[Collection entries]
════════════════

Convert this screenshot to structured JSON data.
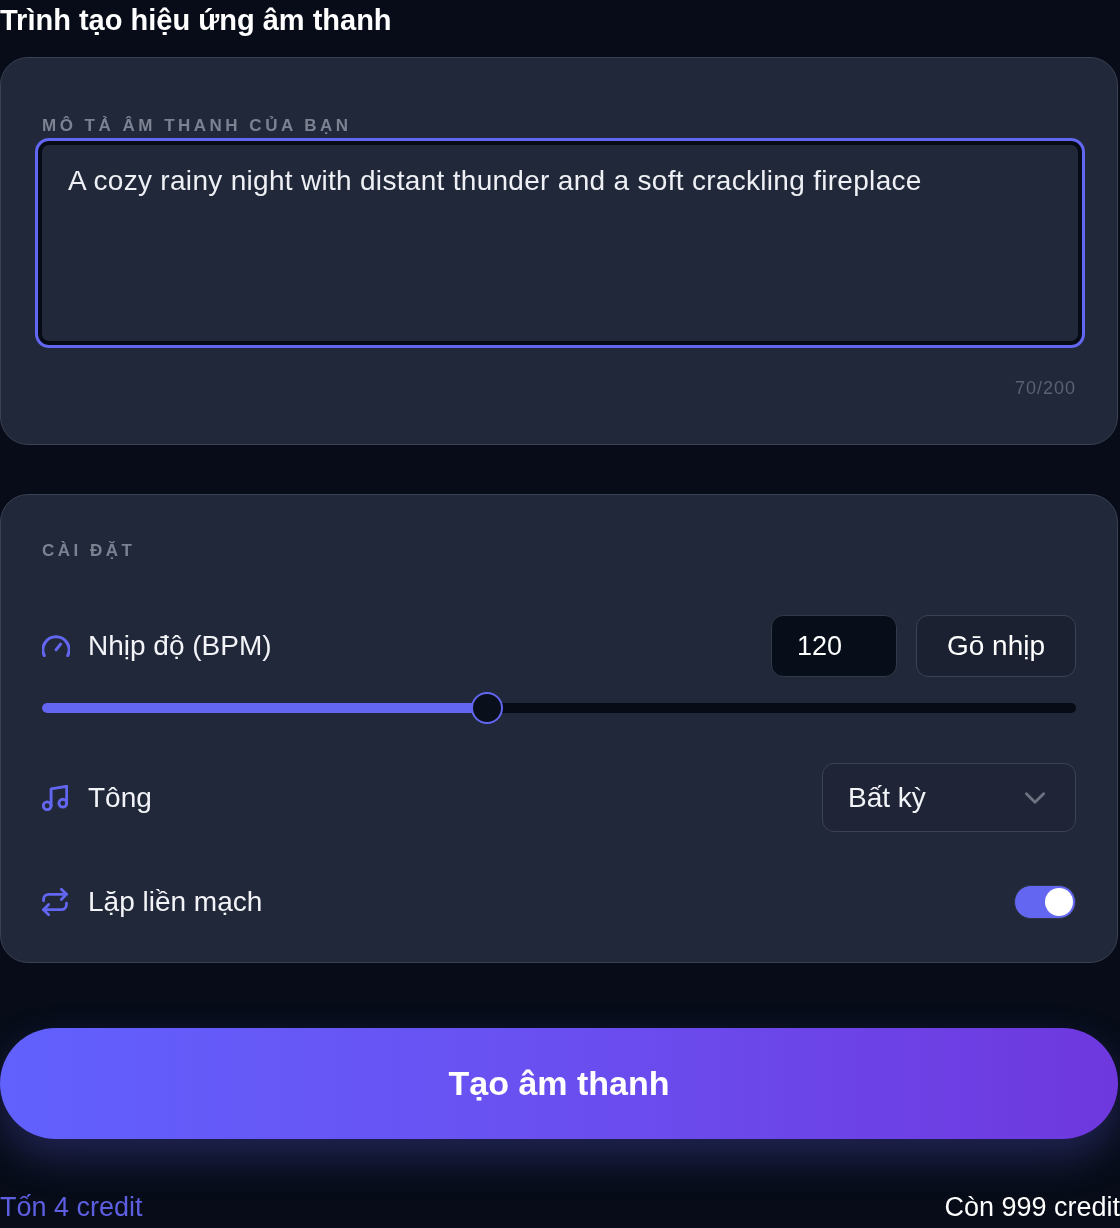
{
  "title": "Trình tạo hiệu ứng âm thanh",
  "description": {
    "label": "MÔ TẢ ÂM THANH CỦA BẠN",
    "value": "A cozy rainy night with distant thunder and a soft crackling fireplace",
    "focused": true,
    "counter": "70/200"
  },
  "settings": {
    "heading": "CÀI ĐẶT",
    "rows": [
      {
        "kind": "tempo",
        "label": "Nhịp độ (BPM)",
        "value": "120",
        "button": "Gō nhịp",
        "level": 0.43
      },
      {
        "kind": "select",
        "label": "Tông",
        "value": "Bất kỳ"
      },
      {
        "kind": "toggle",
        "label": "Lặp liền mạch",
        "on": true
      }
    ]
  },
  "generate_button": {
    "label": "Tạo âm thanh"
  },
  "footer": {
    "cost": "Tốn 4 credit",
    "balance": "Còn 999 credit"
  }
}
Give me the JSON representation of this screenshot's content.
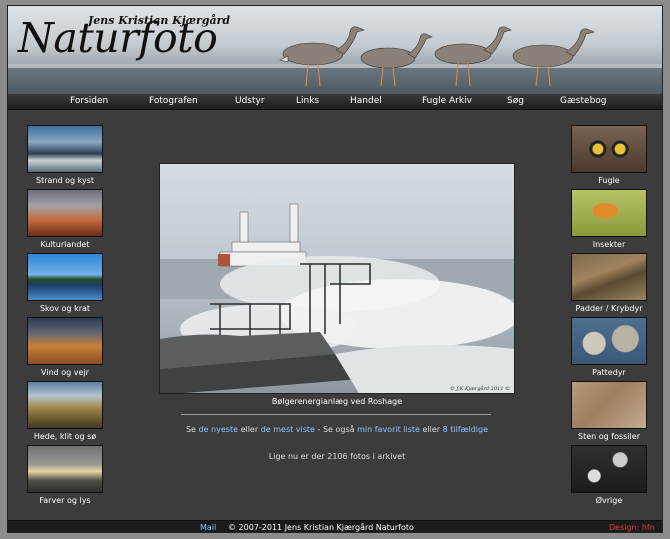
{
  "header": {
    "subtitle": "Jens Kristian Kjærgård",
    "title": "Naturfoto"
  },
  "nav": [
    {
      "label": "Forsiden"
    },
    {
      "label": "Fotografen"
    },
    {
      "label": "Udstyr"
    },
    {
      "label": "Links"
    },
    {
      "label": "Handel"
    },
    {
      "label": "Fugle Arkiv"
    },
    {
      "label": "Søg"
    },
    {
      "label": "Gæstebog"
    }
  ],
  "left_categories": [
    {
      "label": "Strand og kyst"
    },
    {
      "label": "Kulturlandet"
    },
    {
      "label": "Skov og krat"
    },
    {
      "label": "Vind og vejr"
    },
    {
      "label": "Hede, klit og sø"
    },
    {
      "label": "Farver og lys"
    }
  ],
  "right_categories": [
    {
      "label": "Fugle"
    },
    {
      "label": "Insekter"
    },
    {
      "label": "Padder / Krybdyr"
    },
    {
      "label": "Pattedyr"
    },
    {
      "label": "Sten og fossiler"
    },
    {
      "label": "Øvrige"
    }
  ],
  "main": {
    "photo_caption": "Bølgerenergianlæg ved Roshage",
    "photo_signature": "© J.K.Kjærgård 2011 ©",
    "links_line": {
      "se": "Se",
      "newest": "de nyeste",
      "or1": "eller",
      "most_viewed": "de mest viste",
      "see_also": "- Se også",
      "favorites": "min favorit liste",
      "or2": "eller",
      "random": "8 tilfældige"
    },
    "count_text": "Lige nu er der 2106 fotos i arkivet"
  },
  "footer": {
    "mail": "Mail",
    "copyright": "© 2007-2011 Jens Kristian Kjærgård Naturfoto",
    "design": "Design: hfn"
  }
}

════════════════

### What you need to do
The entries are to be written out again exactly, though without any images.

### Response area
Convert this screenshot to structured JSON data.
{
  "title": "Trình tạo hiệu ứng âm thanh",
  "description": {
    "label": "MÔ TẢ ÂM THANH CỦA BẠN",
    "value": "A cozy rainy night with distant thunder and a soft crackling fireplace",
    "focused": true,
    "counter": "70/200"
  },
  "settings": {
    "heading": "CÀI ĐẶT",
    "rows": [
      {
        "kind": "tempo",
        "label": "Nhịp độ (BPM)",
        "value": "120",
        "button": "Gō nhịp",
        "level": 0.43
      },
      {
        "kind": "select",
        "label": "Tông",
        "value": "Bất kỳ"
      },
      {
        "kind": "toggle",
        "label": "Lặp liền mạch",
        "on": true
      }
    ]
  },
  "generate_button": {
    "label": "Tạo âm thanh"
  },
  "footer": {
    "cost": "Tốn 4 credit",
    "balance": "Còn 999 credit"
  }
}
Give me the JSON representation of this screenshot's content.
{
  "header": {
    "subtitle": "Jens Kristian Kjærgård",
    "title": "Naturfoto"
  },
  "nav": [
    {
      "label": "Forsiden"
    },
    {
      "label": "Fotografen"
    },
    {
      "label": "Udstyr"
    },
    {
      "label": "Links"
    },
    {
      "label": "Handel"
    },
    {
      "label": "Fugle Arkiv"
    },
    {
      "label": "Søg"
    },
    {
      "label": "Gæstebog"
    }
  ],
  "left_categories": [
    {
      "label": "Strand og kyst"
    },
    {
      "label": "Kulturlandet"
    },
    {
      "label": "Skov og krat"
    },
    {
      "label": "Vind og vejr"
    },
    {
      "label": "Hede, klit og sø"
    },
    {
      "label": "Farver og lys"
    }
  ],
  "right_categories": [
    {
      "label": "Fugle"
    },
    {
      "label": "Insekter"
    },
    {
      "label": "Padder / Krybdyr"
    },
    {
      "label": "Pattedyr"
    },
    {
      "label": "Sten og fossiler"
    },
    {
      "label": "Øvrige"
    }
  ],
  "main": {
    "photo_caption": "Bølgerenergianlæg ved Roshage",
    "photo_signature": "© J.K.Kjærgård 2011 ©",
    "links_line": {
      "se": "Se",
      "newest": "de nyeste",
      "or1": "eller",
      "most_viewed": "de mest viste",
      "see_also": "- Se også",
      "favorites": "min favorit liste",
      "or2": "eller",
      "random": "8 tilfældige"
    },
    "count_text": "Lige nu er der 2106 fotos i arkivet"
  },
  "footer": {
    "mail": "Mail",
    "copyright": "© 2007-2011 Jens Kristian Kjærgård Naturfoto",
    "design": "Design: hfn"
  }
}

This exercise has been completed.